Data about app and page elements
= = = =

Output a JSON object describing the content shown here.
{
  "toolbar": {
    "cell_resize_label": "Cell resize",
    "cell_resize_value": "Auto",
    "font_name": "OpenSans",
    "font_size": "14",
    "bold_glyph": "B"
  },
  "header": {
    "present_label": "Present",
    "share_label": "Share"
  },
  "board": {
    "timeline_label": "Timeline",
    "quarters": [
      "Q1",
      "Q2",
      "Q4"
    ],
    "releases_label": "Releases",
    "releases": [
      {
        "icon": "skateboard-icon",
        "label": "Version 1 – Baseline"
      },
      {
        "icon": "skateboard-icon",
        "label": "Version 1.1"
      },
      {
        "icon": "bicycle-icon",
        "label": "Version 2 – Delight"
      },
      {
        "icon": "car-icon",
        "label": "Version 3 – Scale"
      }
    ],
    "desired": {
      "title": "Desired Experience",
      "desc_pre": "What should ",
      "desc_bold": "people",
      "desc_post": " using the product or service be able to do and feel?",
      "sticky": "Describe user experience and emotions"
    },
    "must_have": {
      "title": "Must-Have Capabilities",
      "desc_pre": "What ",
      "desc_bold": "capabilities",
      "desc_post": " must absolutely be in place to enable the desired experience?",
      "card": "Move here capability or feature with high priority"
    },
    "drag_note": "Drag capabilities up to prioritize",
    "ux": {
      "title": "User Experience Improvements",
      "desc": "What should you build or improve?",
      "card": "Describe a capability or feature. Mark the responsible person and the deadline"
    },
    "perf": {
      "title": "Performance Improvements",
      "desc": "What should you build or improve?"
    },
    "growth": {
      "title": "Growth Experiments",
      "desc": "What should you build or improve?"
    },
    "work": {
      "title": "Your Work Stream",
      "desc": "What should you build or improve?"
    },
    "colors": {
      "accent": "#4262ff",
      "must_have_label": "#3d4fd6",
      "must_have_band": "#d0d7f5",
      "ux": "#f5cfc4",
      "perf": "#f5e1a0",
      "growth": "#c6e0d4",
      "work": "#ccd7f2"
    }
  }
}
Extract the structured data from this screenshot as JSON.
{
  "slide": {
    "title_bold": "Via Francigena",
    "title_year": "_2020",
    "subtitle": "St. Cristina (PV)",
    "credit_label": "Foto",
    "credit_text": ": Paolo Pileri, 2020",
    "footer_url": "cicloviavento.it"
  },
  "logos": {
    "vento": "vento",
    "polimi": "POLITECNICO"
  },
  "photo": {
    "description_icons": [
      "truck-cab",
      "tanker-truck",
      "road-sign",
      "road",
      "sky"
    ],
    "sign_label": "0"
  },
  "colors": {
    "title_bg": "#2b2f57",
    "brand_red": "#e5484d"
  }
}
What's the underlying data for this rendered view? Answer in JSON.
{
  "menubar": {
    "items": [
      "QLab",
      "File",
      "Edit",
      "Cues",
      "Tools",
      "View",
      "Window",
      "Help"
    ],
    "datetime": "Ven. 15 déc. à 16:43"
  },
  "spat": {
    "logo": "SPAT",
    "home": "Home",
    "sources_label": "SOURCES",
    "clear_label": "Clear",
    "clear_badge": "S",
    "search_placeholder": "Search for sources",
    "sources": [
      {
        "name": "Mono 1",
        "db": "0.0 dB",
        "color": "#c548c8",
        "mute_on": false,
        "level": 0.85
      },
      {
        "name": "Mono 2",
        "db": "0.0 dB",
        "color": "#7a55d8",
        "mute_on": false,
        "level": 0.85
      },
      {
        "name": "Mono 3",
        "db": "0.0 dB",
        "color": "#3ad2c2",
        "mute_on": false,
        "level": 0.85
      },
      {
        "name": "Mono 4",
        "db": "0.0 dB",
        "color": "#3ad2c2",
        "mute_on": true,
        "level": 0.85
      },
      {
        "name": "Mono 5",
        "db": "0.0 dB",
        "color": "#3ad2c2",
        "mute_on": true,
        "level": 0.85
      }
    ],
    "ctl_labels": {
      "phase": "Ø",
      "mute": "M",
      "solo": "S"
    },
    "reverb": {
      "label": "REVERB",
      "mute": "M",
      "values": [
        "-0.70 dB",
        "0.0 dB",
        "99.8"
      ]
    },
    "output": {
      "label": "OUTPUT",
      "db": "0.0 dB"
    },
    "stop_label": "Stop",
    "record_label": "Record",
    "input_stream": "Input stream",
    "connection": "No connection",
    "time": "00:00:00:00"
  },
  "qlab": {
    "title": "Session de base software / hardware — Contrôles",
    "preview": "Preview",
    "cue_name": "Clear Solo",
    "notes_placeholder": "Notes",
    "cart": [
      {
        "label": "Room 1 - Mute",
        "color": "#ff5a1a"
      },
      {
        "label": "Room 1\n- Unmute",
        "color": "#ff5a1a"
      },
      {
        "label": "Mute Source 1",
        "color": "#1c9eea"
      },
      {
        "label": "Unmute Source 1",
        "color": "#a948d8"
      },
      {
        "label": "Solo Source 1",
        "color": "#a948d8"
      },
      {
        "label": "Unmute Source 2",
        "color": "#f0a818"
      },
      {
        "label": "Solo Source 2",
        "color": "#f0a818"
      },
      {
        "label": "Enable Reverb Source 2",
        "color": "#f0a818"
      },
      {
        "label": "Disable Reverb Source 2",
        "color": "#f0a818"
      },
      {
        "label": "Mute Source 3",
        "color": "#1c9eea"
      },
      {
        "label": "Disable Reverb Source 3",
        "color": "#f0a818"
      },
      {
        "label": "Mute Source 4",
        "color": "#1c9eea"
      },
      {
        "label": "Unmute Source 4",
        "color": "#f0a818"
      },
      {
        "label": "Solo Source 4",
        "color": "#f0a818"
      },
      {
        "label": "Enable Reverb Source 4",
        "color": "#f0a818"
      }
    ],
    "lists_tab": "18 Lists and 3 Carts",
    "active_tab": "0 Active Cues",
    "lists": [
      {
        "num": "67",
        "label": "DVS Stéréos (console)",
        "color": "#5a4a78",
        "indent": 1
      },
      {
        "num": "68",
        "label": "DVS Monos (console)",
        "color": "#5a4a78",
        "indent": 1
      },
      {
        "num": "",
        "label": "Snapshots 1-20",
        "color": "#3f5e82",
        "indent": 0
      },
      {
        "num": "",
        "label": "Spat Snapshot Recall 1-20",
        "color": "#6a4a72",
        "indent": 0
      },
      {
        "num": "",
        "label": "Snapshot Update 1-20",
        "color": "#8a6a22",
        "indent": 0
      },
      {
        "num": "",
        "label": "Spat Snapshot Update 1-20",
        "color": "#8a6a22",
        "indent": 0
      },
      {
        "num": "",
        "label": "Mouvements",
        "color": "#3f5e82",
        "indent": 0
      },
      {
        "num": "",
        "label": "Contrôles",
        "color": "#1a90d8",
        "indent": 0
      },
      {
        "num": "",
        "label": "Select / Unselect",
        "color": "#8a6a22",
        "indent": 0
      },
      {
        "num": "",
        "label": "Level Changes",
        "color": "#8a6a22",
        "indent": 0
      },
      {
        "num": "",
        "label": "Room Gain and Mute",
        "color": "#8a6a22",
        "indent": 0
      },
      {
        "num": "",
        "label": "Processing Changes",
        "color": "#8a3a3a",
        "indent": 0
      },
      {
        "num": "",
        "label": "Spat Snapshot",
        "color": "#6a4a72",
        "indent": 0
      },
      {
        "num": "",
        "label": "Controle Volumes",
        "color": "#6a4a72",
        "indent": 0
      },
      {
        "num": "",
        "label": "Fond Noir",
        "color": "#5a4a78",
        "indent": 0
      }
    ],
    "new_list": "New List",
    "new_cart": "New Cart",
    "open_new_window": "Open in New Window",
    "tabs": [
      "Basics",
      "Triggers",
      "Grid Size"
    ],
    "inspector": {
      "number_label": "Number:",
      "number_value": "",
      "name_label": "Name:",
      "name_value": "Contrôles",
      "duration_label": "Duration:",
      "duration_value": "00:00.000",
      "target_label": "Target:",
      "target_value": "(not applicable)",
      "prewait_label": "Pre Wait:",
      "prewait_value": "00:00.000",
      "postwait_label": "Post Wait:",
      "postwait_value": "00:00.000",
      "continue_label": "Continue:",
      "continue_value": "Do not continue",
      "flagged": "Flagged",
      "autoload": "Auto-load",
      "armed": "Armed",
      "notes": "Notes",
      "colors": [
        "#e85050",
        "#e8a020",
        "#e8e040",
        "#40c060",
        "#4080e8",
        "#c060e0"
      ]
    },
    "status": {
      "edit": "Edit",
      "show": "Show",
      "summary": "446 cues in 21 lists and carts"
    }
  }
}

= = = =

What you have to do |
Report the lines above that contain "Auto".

Exercise result |
    "cell_resize_value": "Auto",
      "autoload": "Auto-load",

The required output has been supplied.